◆ **Instructions to follow**
Omit every picture, then return the listing verbatim.

◆ **Provided data**
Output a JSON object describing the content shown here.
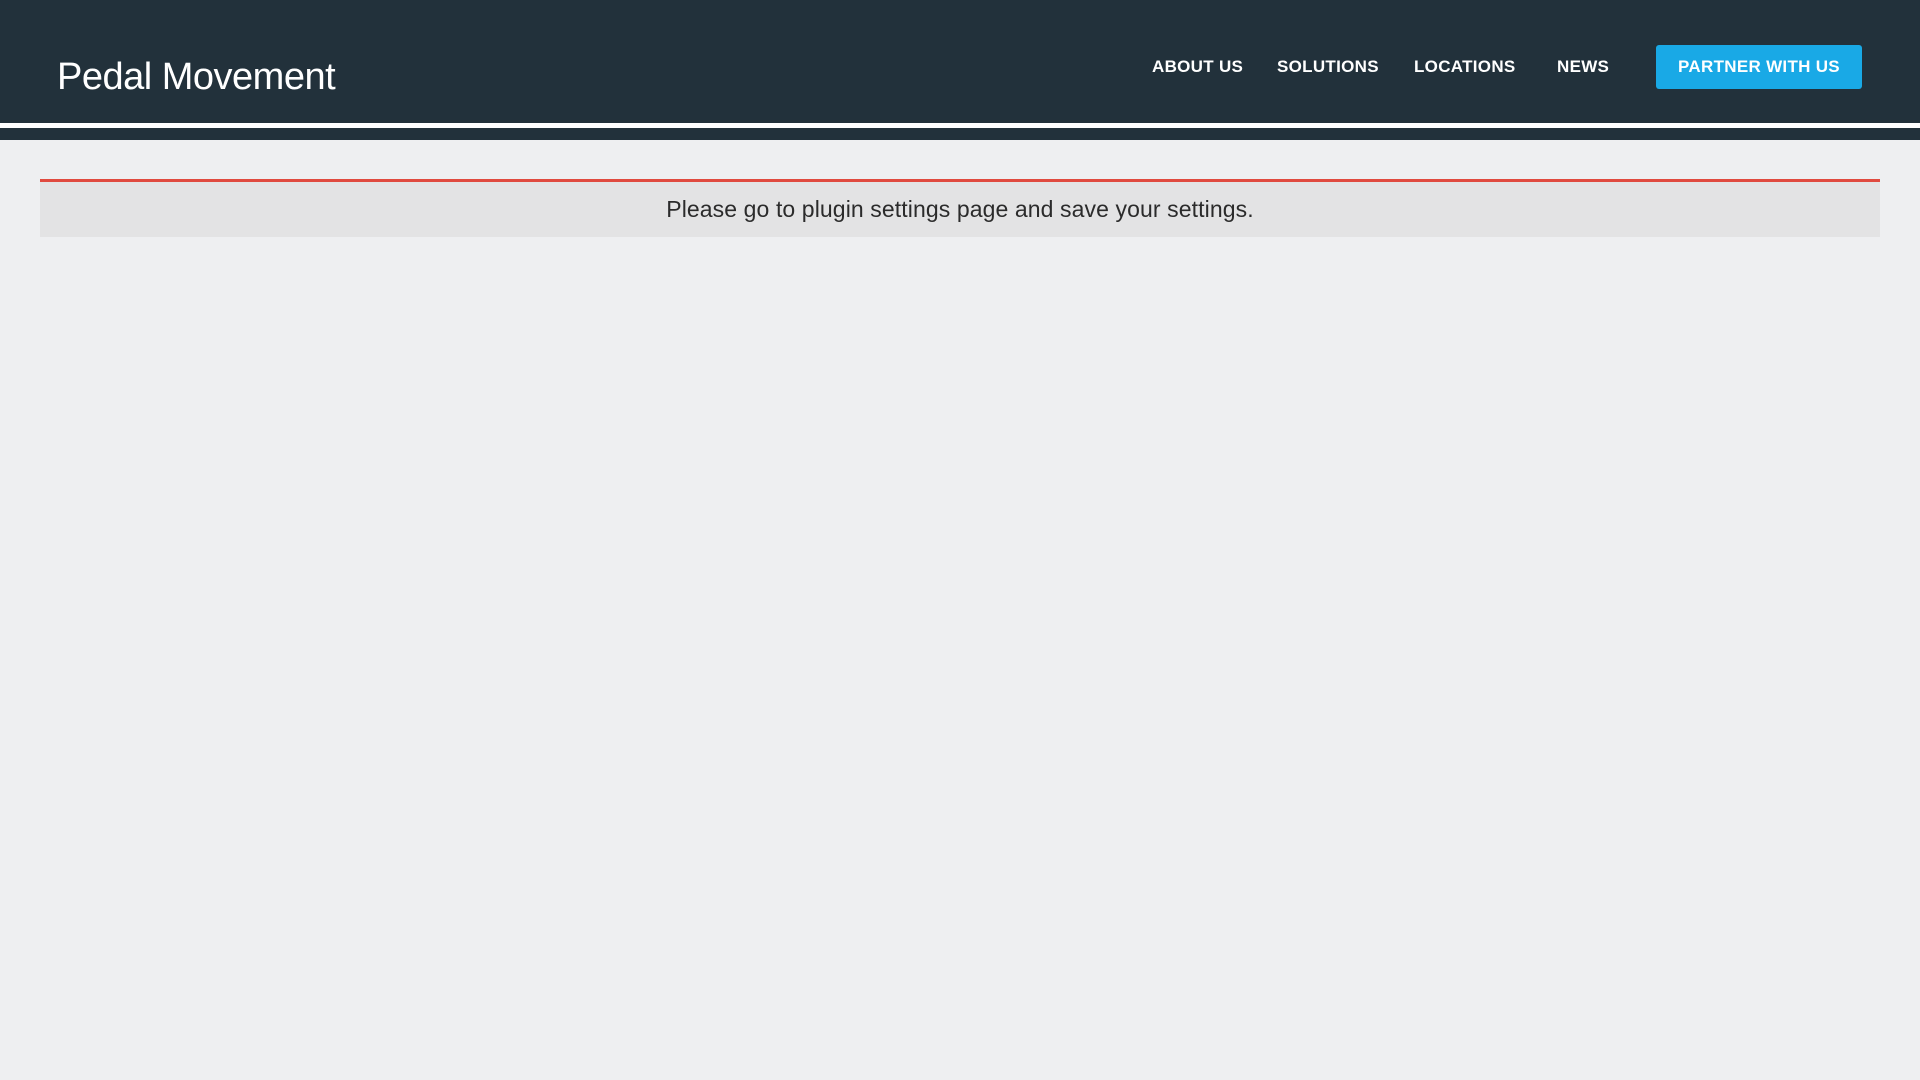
{
  "brand": {
    "name": "Pedal Movement",
    "logo_icon": "cyclist-icon"
  },
  "nav": {
    "items": [
      {
        "label": "ABOUT US"
      },
      {
        "label": "SOLUTIONS"
      },
      {
        "label": "LOCATIONS"
      },
      {
        "label": "NEWS"
      }
    ],
    "cta_label": "PARTNER WITH US"
  },
  "notice": {
    "message": "Please go to plugin settings page and save your settings."
  },
  "colors": {
    "header_bg": "#22313b",
    "cta_bg": "#19a9e6",
    "page_bg": "#eeeff1",
    "notice_bg": "#e3e3e4",
    "notice_border": "#e04a3f"
  }
}
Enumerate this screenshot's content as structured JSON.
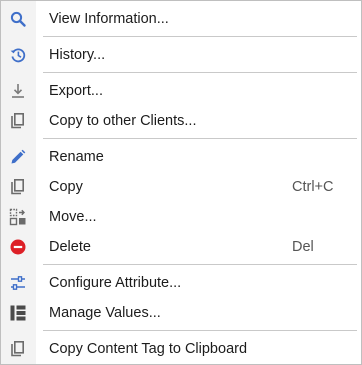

◆ **Expected output**
Output a JSON object describing the content shown here.
{
  "brand": {
    "name": "Pedal Movement",
    "logo_icon": "cyclist-icon"
  },
  "nav": {
    "items": [
      {
        "label": "ABOUT US"
      },
      {
        "label": "SOLUTIONS"
      },
      {
        "label": "LOCATIONS"
      },
      {
        "label": "NEWS"
      }
    ],
    "cta_label": "PARTNER WITH US"
  },
  "notice": {
    "message": "Please go to plugin settings page and save your settings."
  },
  "colors": {
    "header_bg": "#22313b",
    "cta_bg": "#19a9e6",
    "page_bg": "#eeeff1",
    "notice_bg": "#e3e3e4",
    "notice_border": "#e04a3f"
  }
}
Enumerate this screenshot's content as structured JSON.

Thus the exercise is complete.